Mental health issues can affect anyone, at any age and at any time.
It is likely that members of your current and potential workforce have or will experience a mental health issue at some point in their lives. Therefore, it’s important to to learn how to support employees facing difficulties and engage with candidates who have previously had mental health issues.
Did you know?
- In a recent report published by the Institute for Public Policy and Research (IPPR, Flexibility for who? July 2017) it was found that people with poor mental health are more likely to be unemployed. In order to be seen as an employer of choice, employers should take steps to promote positive mental health in the
workplace and create more inclusive cultures.
- Britain’s Healthiest Workplace identifies how employees with flexible hours and the ability to work from home report lower absences and greater job satisfaction, and consider themselves to be in better physical and mental health.
- One in four people can be expected to have problems with their mental health at some point in their lives, so it's likely that your workforce already includes people who have encountered issues with their mental health.
- Promote positive mental health and wellbeing in your organisation, you could use the following resources to help you:
- This handy infographic highlights key facts and figures about mental wellbeing.
- The how are you feeling today tool helps to bridge any gaps in understanding and enables us to talk openly and regularly about emotional health,
- Consider advertising your roles in different places. Advertise roles through your local Jobcentre Plus and your local mental health charities, for example MIND.
- Hold a recruitment open day where potential candidates can have taster sessions within different departments of the organisation.
- Make sure all job descriptions and person specifications are clearly set out, understandable and easy to follow to help relieve any stress during the application process.
- Be realistic when giving timescales throughout the recruitment process. For example, this could mean updating the candidate with any issues during the application process, or outlining the likely timeframe for their start date. This will help reduce stress and anxiety for candidates.
When people with mental health issues have been recruited into your organisation it is vital they receive consistent and ongoing support from their line manager and colleagues.
- Work with occupational health to reduce stress in the workplace. This health and wellbeing leads network webinar recording can help you to focus on stress in the workplace.
- Find out if there is enthusiasm in your organisation for a staff mental health network or support group.
- Consider a buddying system or point of contact for staff who may need specific support.

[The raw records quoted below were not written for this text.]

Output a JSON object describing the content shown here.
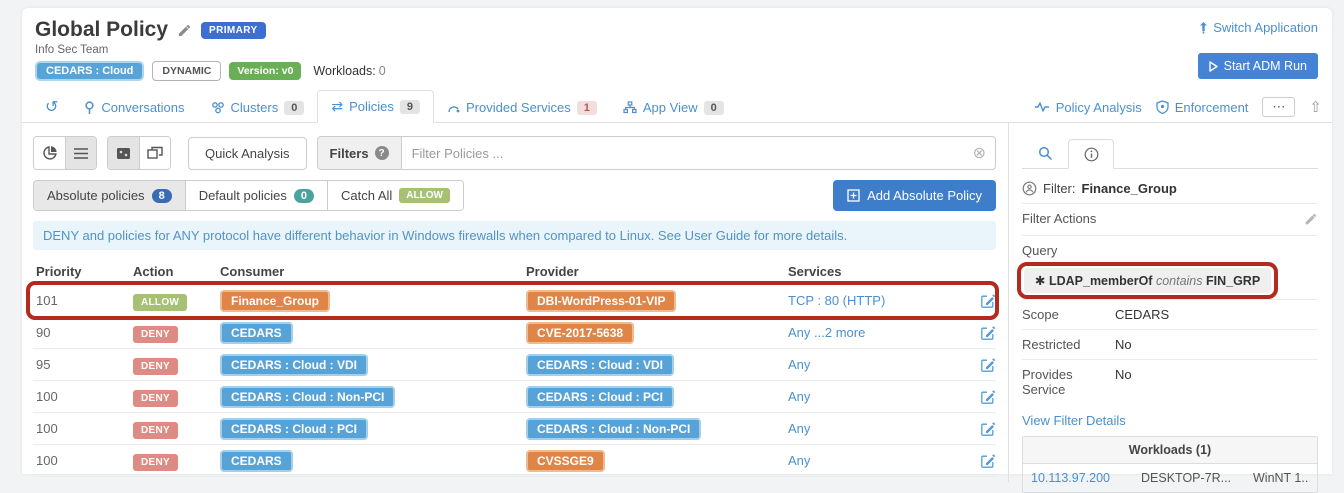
{
  "colors": {
    "accent_blue": "#4a90d0",
    "annotation_red": "#b32a1e",
    "label_blue": "#57a3d8",
    "label_orange": "#e08548",
    "allow_green": "#a6c173",
    "deny_red": "#df8b84",
    "primary_badge_blue": "#3d6fd2",
    "version_green": "#69af55"
  },
  "header": {
    "title": "Global Policy",
    "primary_badge": "PRIMARY",
    "team": "Info Sec Team",
    "scope_badge": "CEDARS : Cloud",
    "dynamic_badge": "DYNAMIC",
    "version_badge": "Version: v0",
    "workloads_label": "Workloads:",
    "workloads_count": "0",
    "switch_application": "Switch Application",
    "start_adm_run": "Start ADM Run"
  },
  "tabs": {
    "conversations": "Conversations",
    "clusters": "Clusters",
    "clusters_count": "0",
    "policies": "Policies",
    "policies_count": "9",
    "provided_services": "Provided Services",
    "provided_services_count": "1",
    "app_view": "App View",
    "app_view_count": "0",
    "policy_analysis": "Policy Analysis",
    "enforcement": "Enforcement",
    "more": "⋯",
    "collapse": "⇧"
  },
  "toolbar": {
    "quick_analysis": "Quick Analysis",
    "filters_label": "Filters",
    "filters_help": "?",
    "filter_placeholder": "Filter Policies ...",
    "clear_icon": "⊗"
  },
  "policy_tabs": {
    "absolute_label": "Absolute policies",
    "absolute_count": "8",
    "default_label": "Default policies",
    "default_count": "0",
    "catch_all_label": "Catch All",
    "catch_all_value": "ALLOW",
    "add_button": "Add Absolute Policy"
  },
  "banner_text": "DENY and policies for ANY protocol have different behavior in Windows firewalls when compared to Linux. See User Guide for more details.",
  "table": {
    "headers": [
      "Priority",
      "Action",
      "Consumer",
      "Provider",
      "Services"
    ],
    "rows": [
      {
        "priority": "101",
        "action": "ALLOW",
        "action_type": "allow",
        "consumer": "Finance_Group",
        "consumer_type": "orange",
        "provider": "DBI-WordPress-01-VIP",
        "provider_type": "orange",
        "services": "TCP : 80 (HTTP)",
        "annotated": true
      },
      {
        "priority": "90",
        "action": "DENY",
        "action_type": "deny",
        "consumer": "CEDARS",
        "consumer_type": "blue",
        "provider": "CVE-2017-5638",
        "provider_type": "orange",
        "services": "Any ...2 more",
        "annotated": false
      },
      {
        "priority": "95",
        "action": "DENY",
        "action_type": "deny",
        "consumer": "CEDARS : Cloud : VDI",
        "consumer_type": "blue",
        "provider": "CEDARS : Cloud : VDI",
        "provider_type": "blue",
        "services": "Any",
        "annotated": false
      },
      {
        "priority": "100",
        "action": "DENY",
        "action_type": "deny",
        "consumer": "CEDARS : Cloud : Non-PCI",
        "consumer_type": "blue",
        "provider": "CEDARS : Cloud : PCI",
        "provider_type": "blue",
        "services": "Any",
        "annotated": false
      },
      {
        "priority": "100",
        "action": "DENY",
        "action_type": "deny",
        "consumer": "CEDARS : Cloud : PCI",
        "consumer_type": "blue",
        "provider": "CEDARS : Cloud : Non-PCI",
        "provider_type": "blue",
        "services": "Any",
        "annotated": false
      },
      {
        "priority": "100",
        "action": "DENY",
        "action_type": "deny",
        "consumer": "CEDARS",
        "consumer_type": "blue",
        "provider": "CVSSGE9",
        "provider_type": "orange",
        "services": "Any",
        "annotated": false
      }
    ]
  },
  "side_panel": {
    "filter_label": "Filter:",
    "filter_name": "Finance_Group",
    "filter_actions_label": "Filter Actions",
    "query_label": "Query",
    "query_icon": "✱",
    "query_attr": "LDAP_memberOf",
    "query_op": "contains",
    "query_value": "FIN_GRP",
    "details": [
      {
        "label": "Scope",
        "value": "CEDARS"
      },
      {
        "label": "Restricted",
        "value": "No"
      },
      {
        "label": "Provides Service",
        "value": "No"
      }
    ],
    "view_filter_details": "View Filter Details",
    "workloads_header": "Workloads (1)",
    "workload": {
      "ip": "10.113.97.200",
      "name": "DESKTOP-7R...",
      "os": "WinNT 1..."
    }
  }
}
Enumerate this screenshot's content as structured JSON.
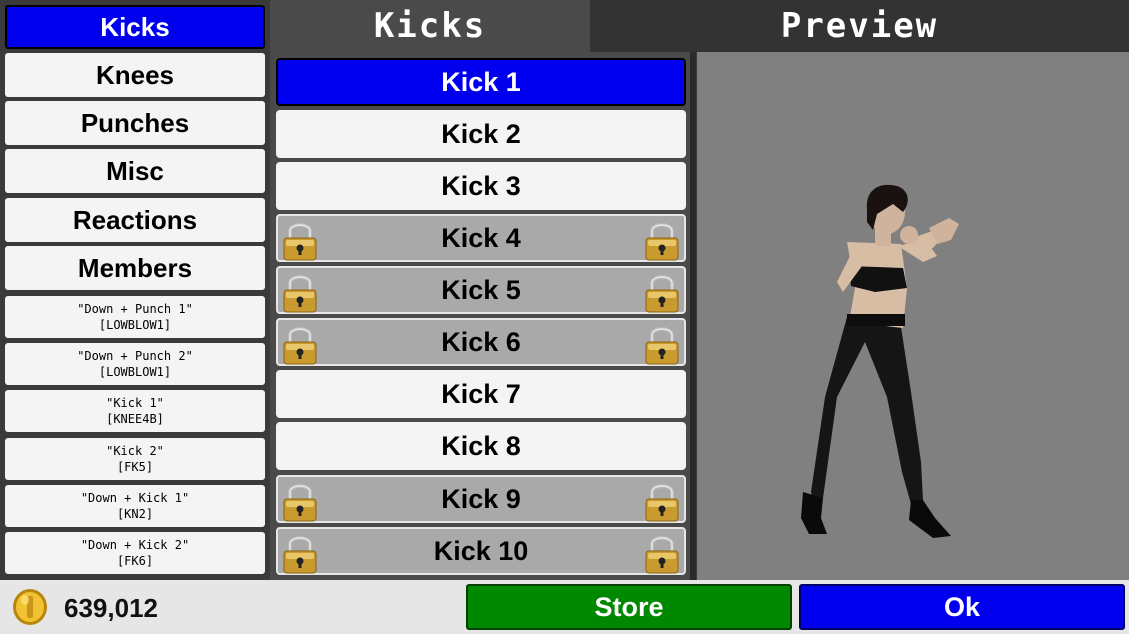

- Mental health can affect sickness absence in a workforce. This Sickness absence toolkit can update managers with everything they need to know about sickness absence.
- Take a look at these external resources, for more information on supporting mental wellbeing in specific community groups:
|Guidance on managing stress at work
||This aims to help managers throughout the NHS reduce stress in the workplace and better support staff who experience it.
|NICE public health guidance
||This guidance is for those who have a direct or indirect role in, and responsibility for, promoting mental wellbeing at work.
|We've got work to do
||Learn how you can support people facing mental health issues back into work and provide employment support by reading more in MIND's 2014 report
|Time to Change
||Consider signing up to Time to Change, a campaign to transform how we think and act about mental health. By signing up to their pledge, you can: become an employer of choice, receive an action plan template, submit your action plan and receive a Time to Change pledge board.
Find out more about other community groups you may want to engage with and recruit into your organisation.